social media

The author says that, clearly, our vulnerable young people have endured much and suffered greatly. Now, we’re all watching as threatened or actual violence has gone viral in our daily lives.

On this Halloweekend, there’s a dark cloud of unease draped over our nation, and it’s not about the prospects of a visitation from decked-out ghosts and goblins seeking to trick us in exchange for tasty treats.

No, what has caught our attention is the viral spread on antisocial media of threats against our schoolchildren, faculty and staff, following a disturbing pattern of harassment against school boards in parts of the nation over vaccine and mask mandates.

“Going viral” is a bizarre turn of phrase at a time when the coronavirus continues to plague us. But, that was the subject line of an urgent email that went out to the news media Tuesday afternoon from the Pittsfield Police Department. The subject line: “Unsubstantiated Viral Threat.”

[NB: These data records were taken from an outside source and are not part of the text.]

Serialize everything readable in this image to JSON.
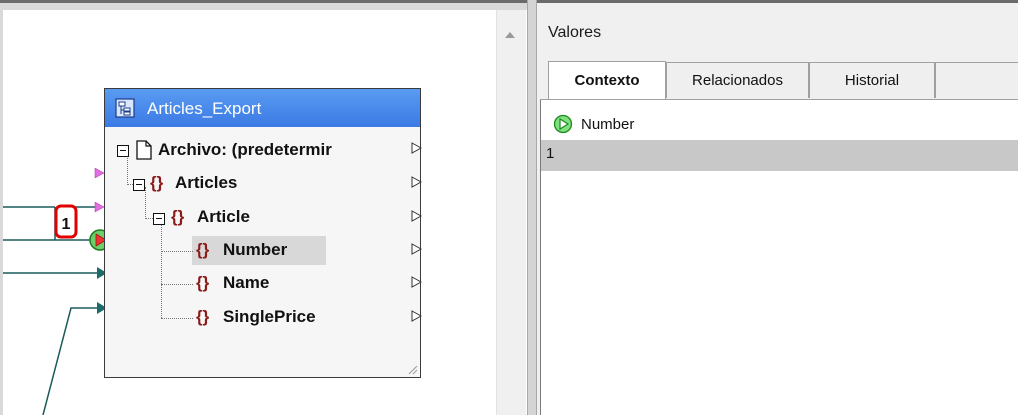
{
  "mapping": {
    "component": {
      "title": "Articles_Export",
      "root_label": "Archivo: (predetermir",
      "nodes": [
        {
          "label": "Articles"
        },
        {
          "label": "Article"
        },
        {
          "label": "Number"
        },
        {
          "label": "Name"
        },
        {
          "label": "SinglePrice"
        }
      ]
    },
    "connection_badge": "1"
  },
  "values_panel": {
    "title": "Valores",
    "tabs": [
      {
        "label": "Contexto",
        "active": true
      },
      {
        "label": "Relacionados",
        "active": false
      },
      {
        "label": "Historial",
        "active": false
      }
    ],
    "header_label": "Number",
    "rows": [
      "1"
    ]
  },
  "colors": {
    "component_header": "#3b7ae4",
    "element_brace": "#8b1a1a",
    "connection_line": "#1b5b5b",
    "badge": "#e00000",
    "play_icon": "#2aa52a"
  },
  "icons": [
    "component-icon",
    "file-icon",
    "element-icon",
    "input-port-icon",
    "output-port-icon",
    "play-icon",
    "scroll-up-icon"
  ]
}
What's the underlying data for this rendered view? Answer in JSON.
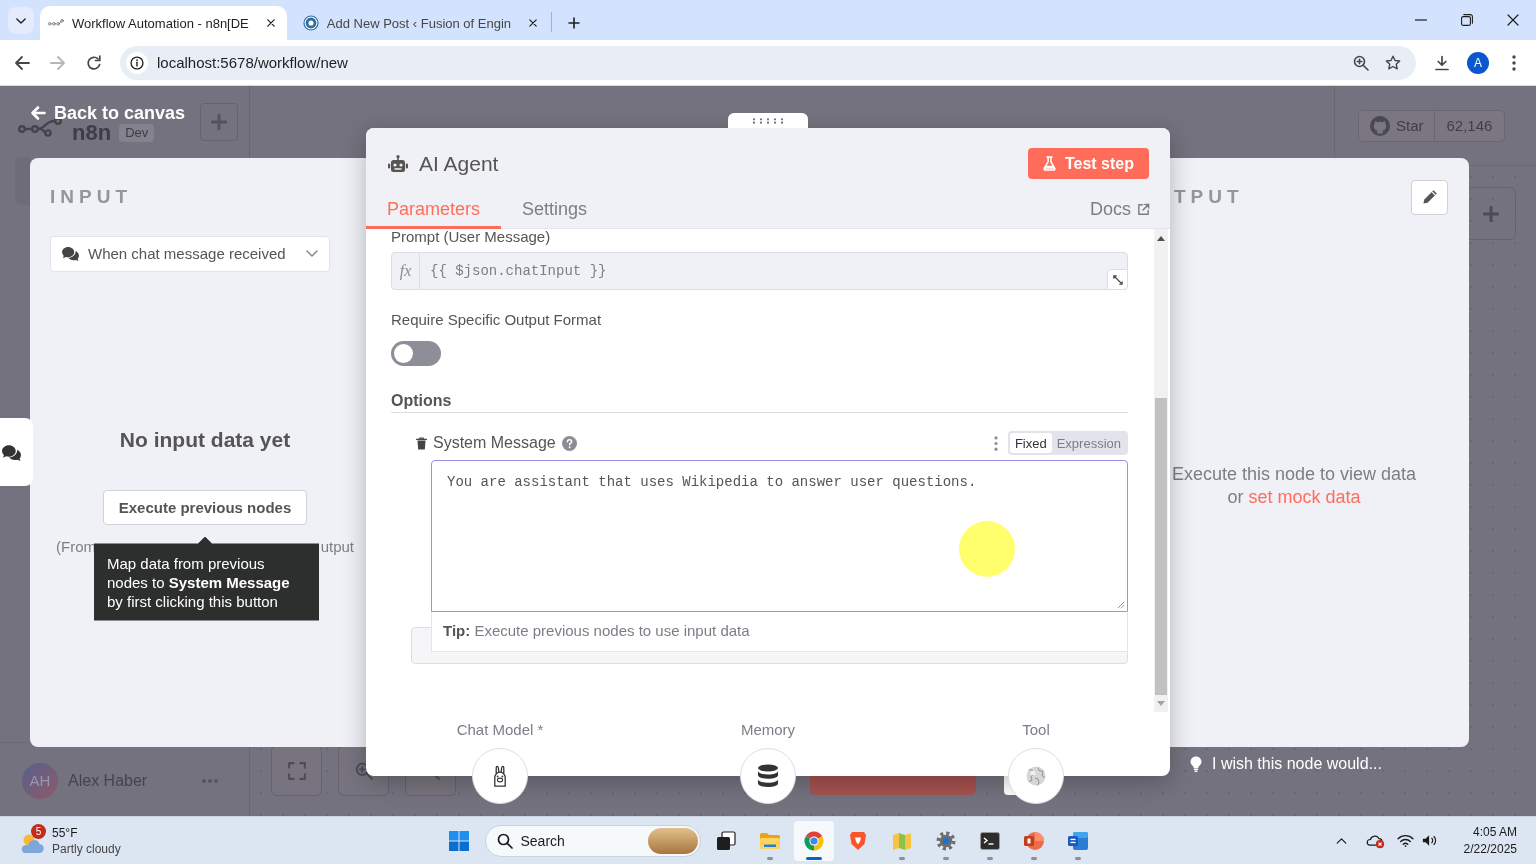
{
  "browser": {
    "tabs": [
      {
        "kind": "workflow",
        "title": "Workflow Automation - n8n[DE",
        "selected": true
      },
      {
        "kind": "site",
        "title": "Add New Post ‹ Fusion of Engin",
        "selected": false
      }
    ],
    "forward_disabled": true,
    "url": "localhost:5678/workflow/new",
    "profile": "A"
  },
  "canvas": {
    "logo": "n8n",
    "badge": "Dev",
    "star": {
      "label": "Star",
      "count": "62,146"
    },
    "user": {
      "initials": "AH",
      "name": "Alex Haber"
    }
  },
  "back_link": "Back to canvas",
  "input_panel": {
    "title": "INPUT",
    "source": "When chat message received",
    "empty_title": "No input data yet",
    "button": "Execute previous nodes",
    "hint": [
      "(From",
      "utput"
    ],
    "tooltip": "Map data from previous nodes to **System Message** by first clicking this button"
  },
  "node": {
    "title": "AI Agent",
    "test_button": "Test step",
    "tabs": [
      {
        "label": "Parameters",
        "selected": true
      },
      {
        "label": "Settings",
        "selected": false
      }
    ],
    "docs": "Docs",
    "parameters": [
      {
        "kind": "expression",
        "label": "Prompt (User Message)",
        "prefix": "fx",
        "value": "{{ $json.chatInput }}"
      },
      {
        "kind": "toggle",
        "label": "Require Specific Output Format",
        "on": false
      },
      {
        "kind": "section",
        "label": "Options"
      },
      {
        "kind": "option",
        "label": "System Message",
        "modes": [
          {
            "label": "Fixed",
            "selected": true
          },
          {
            "label": "Expression",
            "selected": false
          }
        ],
        "value": "You are assistant that uses Wikipedia to answer user questions.",
        "tip": "**Tip:** Execute previous nodes to use input data"
      }
    ],
    "connectors": [
      {
        "kind": "chat_model",
        "label": "Chat Model *"
      },
      {
        "kind": "memory",
        "label": "Memory"
      },
      {
        "kind": "tool",
        "label": "Tool"
      }
    ]
  },
  "output_panel": {
    "title": "TPUT",
    "message": "Execute this node to view data",
    "message_prefix": "or",
    "link": "set mock data"
  },
  "feedback": "I wish this node would...",
  "taskbar": {
    "weather": {
      "badge": "5",
      "temperature": "55°F",
      "condition": "Partly cloudy"
    },
    "search": {
      "label": "Search"
    },
    "apps": [
      {
        "kind": "task_view",
        "running": false,
        "selected": false
      },
      {
        "kind": "file_explorer",
        "running": true,
        "selected": false
      },
      {
        "kind": "chrome",
        "running": true,
        "selected": true
      },
      {
        "kind": "brave",
        "running": false,
        "selected": false
      },
      {
        "kind": "maps",
        "running": true,
        "selected": false
      },
      {
        "kind": "settings",
        "running": true,
        "selected": false
      },
      {
        "kind": "terminal",
        "running": true,
        "selected": false
      },
      {
        "kind": "powerpoint",
        "running": true,
        "selected": false
      },
      {
        "kind": "word",
        "running": true,
        "selected": false
      }
    ],
    "time": "4:05 AM",
    "date": "2/22/2025"
  }
}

“A social media message that had been circulating in various communities around the country gained traction among students in Pittsfield, and has caused concern within the Pittsfield Public School community. The message, which threatens violence, has not been accompanied by any corroborating information, and is NOT believed to be credible. It is consistent with a nationwide hoax.”

Although no specific threat was directed at the city’s schools, police deployed patrols, out of an abundance of caution, to provide visibility and support and undoubtedly to assuage the concerns of families frightened by the viral hoax. Police in Lenox and other communities responded in kind. Pittsfield Schools Superintendent Joseph Curtis emailed and robo-called families about the messages circulating on Snapchat, TikTok, Facebook and other so-called social media feeds “coming across state lines. The posts are not believed to have originated in Pittsfield but led to unfounded speculation, among students, that at least one school had gone into lockdown.”

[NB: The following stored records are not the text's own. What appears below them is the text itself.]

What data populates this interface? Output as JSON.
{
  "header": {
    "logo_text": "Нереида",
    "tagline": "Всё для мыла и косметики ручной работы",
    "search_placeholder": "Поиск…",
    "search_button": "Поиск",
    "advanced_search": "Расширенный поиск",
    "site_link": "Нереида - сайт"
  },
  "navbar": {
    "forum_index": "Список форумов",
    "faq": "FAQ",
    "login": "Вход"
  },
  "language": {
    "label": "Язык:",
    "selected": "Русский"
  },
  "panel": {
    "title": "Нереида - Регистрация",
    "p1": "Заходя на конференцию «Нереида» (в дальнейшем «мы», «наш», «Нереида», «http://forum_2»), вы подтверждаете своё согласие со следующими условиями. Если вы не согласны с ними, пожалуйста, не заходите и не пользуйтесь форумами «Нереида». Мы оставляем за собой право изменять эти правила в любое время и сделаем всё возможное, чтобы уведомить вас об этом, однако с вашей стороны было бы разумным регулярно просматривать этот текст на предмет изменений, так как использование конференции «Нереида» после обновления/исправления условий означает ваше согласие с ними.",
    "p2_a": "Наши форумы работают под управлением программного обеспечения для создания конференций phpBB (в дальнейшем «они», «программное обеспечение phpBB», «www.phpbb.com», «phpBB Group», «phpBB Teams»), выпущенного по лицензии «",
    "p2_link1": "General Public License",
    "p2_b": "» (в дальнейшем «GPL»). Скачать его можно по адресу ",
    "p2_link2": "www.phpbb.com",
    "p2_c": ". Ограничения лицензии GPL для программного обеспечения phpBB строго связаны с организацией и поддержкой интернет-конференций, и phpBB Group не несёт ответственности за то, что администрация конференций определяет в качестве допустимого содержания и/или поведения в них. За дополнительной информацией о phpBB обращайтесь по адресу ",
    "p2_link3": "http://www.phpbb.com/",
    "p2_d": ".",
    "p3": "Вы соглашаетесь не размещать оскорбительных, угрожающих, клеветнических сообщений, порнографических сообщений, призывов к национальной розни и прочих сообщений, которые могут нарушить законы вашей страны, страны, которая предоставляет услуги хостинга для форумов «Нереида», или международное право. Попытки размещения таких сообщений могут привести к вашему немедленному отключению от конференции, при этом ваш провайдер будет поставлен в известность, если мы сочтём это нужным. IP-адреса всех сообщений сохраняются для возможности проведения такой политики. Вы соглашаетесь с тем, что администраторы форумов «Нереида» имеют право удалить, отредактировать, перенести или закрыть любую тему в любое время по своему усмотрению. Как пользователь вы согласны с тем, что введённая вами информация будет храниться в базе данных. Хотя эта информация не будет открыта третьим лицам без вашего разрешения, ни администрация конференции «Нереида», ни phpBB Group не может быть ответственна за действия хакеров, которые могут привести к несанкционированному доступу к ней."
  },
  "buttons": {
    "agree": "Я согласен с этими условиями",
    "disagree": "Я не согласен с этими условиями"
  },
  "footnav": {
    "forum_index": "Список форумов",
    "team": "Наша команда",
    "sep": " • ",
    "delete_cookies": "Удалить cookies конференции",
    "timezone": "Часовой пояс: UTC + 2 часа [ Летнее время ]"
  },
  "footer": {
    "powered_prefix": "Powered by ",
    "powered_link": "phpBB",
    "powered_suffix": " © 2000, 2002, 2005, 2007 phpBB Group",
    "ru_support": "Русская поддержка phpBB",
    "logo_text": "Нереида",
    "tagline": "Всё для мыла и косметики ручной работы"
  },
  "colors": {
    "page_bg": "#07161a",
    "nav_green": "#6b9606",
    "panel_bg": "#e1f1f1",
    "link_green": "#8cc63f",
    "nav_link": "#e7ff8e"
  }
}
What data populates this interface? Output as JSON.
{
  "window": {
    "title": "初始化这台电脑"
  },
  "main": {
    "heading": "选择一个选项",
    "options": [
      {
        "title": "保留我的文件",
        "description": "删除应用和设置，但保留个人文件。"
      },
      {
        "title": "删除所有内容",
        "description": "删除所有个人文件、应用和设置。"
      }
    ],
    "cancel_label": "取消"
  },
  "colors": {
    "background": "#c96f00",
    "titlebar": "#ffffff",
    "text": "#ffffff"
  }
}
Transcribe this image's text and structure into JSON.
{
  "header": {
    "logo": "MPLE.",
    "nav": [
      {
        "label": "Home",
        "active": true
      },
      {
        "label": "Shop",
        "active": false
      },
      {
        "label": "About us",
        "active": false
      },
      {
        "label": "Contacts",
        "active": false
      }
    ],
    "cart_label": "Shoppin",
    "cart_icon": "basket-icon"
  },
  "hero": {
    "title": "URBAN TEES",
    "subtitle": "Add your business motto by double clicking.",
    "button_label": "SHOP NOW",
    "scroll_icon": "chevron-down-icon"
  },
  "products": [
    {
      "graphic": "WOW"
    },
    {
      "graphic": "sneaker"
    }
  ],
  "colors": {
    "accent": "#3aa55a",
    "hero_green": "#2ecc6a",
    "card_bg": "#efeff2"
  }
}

In a follow-up message, Curtis identified Taconic High School, where rumors of a lockdown and discovery of a gun had circulated.

There was no gun. But, there was plenty of anxiety and fear not only locally, but across the U.S. A few examples:

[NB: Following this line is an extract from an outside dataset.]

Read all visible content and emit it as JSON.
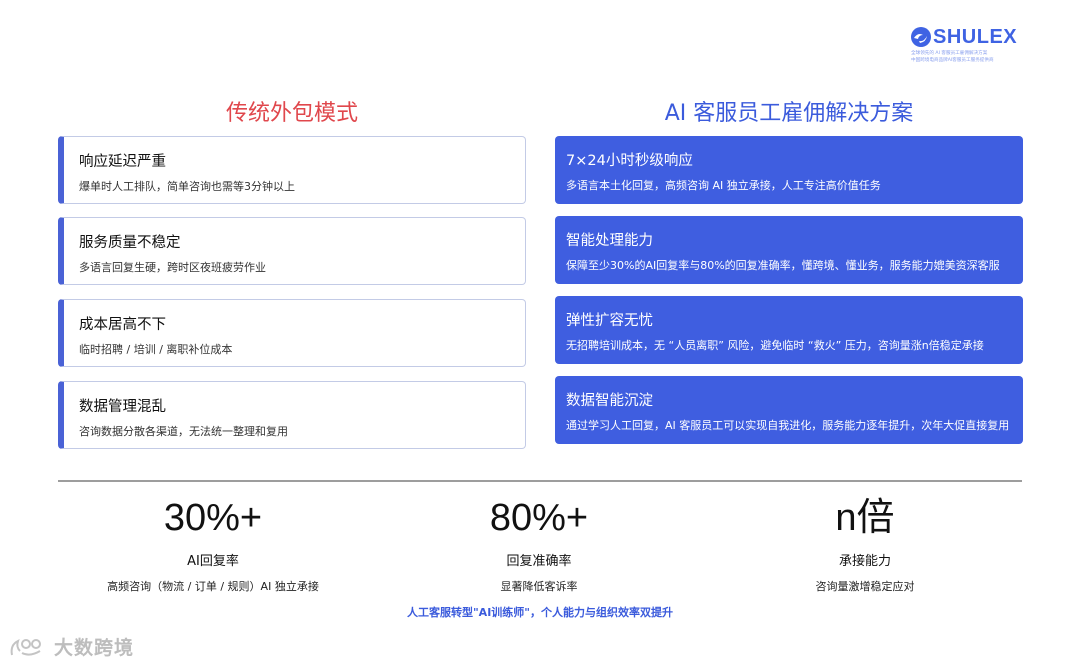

• The Sacramento Bee newspaper and website reported widespread, threatening online posts and anonymous calls on campuses throughout the state capital and elsewhere in Central California. One high school went into a “soft lockdown.”

• Several schools in the San Francisco Bay Area canceled classes in the wake of online threats.

• An arrest was made in Florida after an “unsubstantiated threat” to a Palm Beach County high school. Similar online harassment was reported in Naples and surrounding towns on the state’s Gulf coast.

• At least five middle and high school students in the Atlanta area were arrested after allegedly posting viral messages on Snapchat and TikTok.

• School officials in Buffalo and Niagara Falls, N.Y., had to reassure families after the original Snapchat post surfaced on Facebook and other sites. Whether the threats originated in a small town near Rochester, N.Y., St. Joseph, Mo., or somewhere else remains unclear.

The point is that there’s widespread high anxiety, likely an outgrowth of the pandemic, the epidemic of shootings at schools and other public settings nationwide, and the bitter, verbally fraught confrontation between partisans on the right and the left, with the majority of peace-loving independents caught in the middle. Of course, it’s more complicated than that — above my pay grade to properly analyze.

Curtis, the Pittsfield superintendent, advised families to disregard rumors and rely on school officials for the facts. But, the scourge of gun violence, with near-daily eruptions large and small, along with the aftermath of the Jan. 6 insurrection at the U.S. Capitol and narrowly averted coup, social justice movement protests as well as economic dislocations stemming from the pandemic, have set the nation on edge.

Clearly, our vulnerable young people have endured much and suffered greatly. Now, we’re all watching as threatened or actual violence has gone viral in our daily lives.

Clarence Fanto can be reached at cfanto@yahoo.com. The opinions expressed by columnists do not necessarily reflect the views of The Berkshire Eagle.